■ AIM OF THE EXERCISE
Please restate each entry below, word for word.

[Opening DATA EXTRACT section]

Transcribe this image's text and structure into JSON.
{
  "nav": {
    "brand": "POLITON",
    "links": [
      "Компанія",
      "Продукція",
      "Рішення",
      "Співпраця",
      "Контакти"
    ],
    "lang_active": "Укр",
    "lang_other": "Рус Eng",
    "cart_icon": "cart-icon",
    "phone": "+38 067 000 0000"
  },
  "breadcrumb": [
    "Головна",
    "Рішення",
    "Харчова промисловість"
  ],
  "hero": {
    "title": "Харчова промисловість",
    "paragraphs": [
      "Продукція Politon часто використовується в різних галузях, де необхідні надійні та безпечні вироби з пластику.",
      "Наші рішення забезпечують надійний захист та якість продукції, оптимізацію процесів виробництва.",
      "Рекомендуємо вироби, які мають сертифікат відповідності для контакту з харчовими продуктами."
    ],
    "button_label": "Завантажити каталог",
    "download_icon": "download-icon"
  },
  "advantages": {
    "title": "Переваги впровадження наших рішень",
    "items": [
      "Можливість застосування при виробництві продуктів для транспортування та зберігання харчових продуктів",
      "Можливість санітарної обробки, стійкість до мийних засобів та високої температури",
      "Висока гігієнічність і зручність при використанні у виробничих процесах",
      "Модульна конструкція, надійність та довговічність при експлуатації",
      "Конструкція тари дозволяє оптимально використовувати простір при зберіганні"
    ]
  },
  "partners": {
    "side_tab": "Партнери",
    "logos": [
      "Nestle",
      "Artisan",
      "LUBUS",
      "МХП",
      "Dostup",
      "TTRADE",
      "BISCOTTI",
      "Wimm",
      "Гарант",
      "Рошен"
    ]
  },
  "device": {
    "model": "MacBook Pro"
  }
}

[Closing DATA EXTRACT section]

■ SOLUTION TO THIS PROBLEM
Transcribe this image's text and structure into JSON.
{
  "nav": {
    "brand": "POLITON",
    "links": [
      "Компанія",
      "Продукція",
      "Рішення",
      "Співпраця",
      "Контакти"
    ],
    "lang_active": "Укр",
    "lang_other": "Рус Eng",
    "cart_icon": "cart-icon",
    "phone": "+38 067 000 0000"
  },
  "breadcrumb": [
    "Головна",
    "Рішення",
    "Харчова промисловість"
  ],
  "hero": {
    "title": "Харчова промисловість",
    "paragraphs": [
      "Продукція Politon часто використовується в різних галузях, де необхідні надійні та безпечні вироби з пластику.",
      "Наші рішення забезпечують надійний захист та якість продукції, оптимізацію процесів виробництва.",
      "Рекомендуємо вироби, які мають сертифікат відповідності для контакту з харчовими продуктами."
    ],
    "button_label": "Завантажити каталог",
    "download_icon": "download-icon"
  },
  "advantages": {
    "title": "Переваги впровадження наших рішень",
    "items": [
      "Можливість застосування при виробництві продуктів для транспортування та зберігання харчових продуктів",
      "Можливість санітарної обробки, стійкість до мийних засобів та високої температури",
      "Висока гігієнічність і зручність при використанні у виробничих процесах",
      "Модульна конструкція, надійність та довговічність при експлуатації",
      "Конструкція тари дозволяє оптимально використовувати простір при зберіганні"
    ]
  },
  "partners": {
    "side_tab": "Партнери",
    "logos": [
      "Nestle",
      "Artisan",
      "LUBUS",
      "МХП",
      "Dostup",
      "TTRADE",
      "BISCOTTI",
      "Wimm",
      "Гарант",
      "Рошен"
    ]
  },
  "device": {
    "model": "MacBook Pro"
  }
}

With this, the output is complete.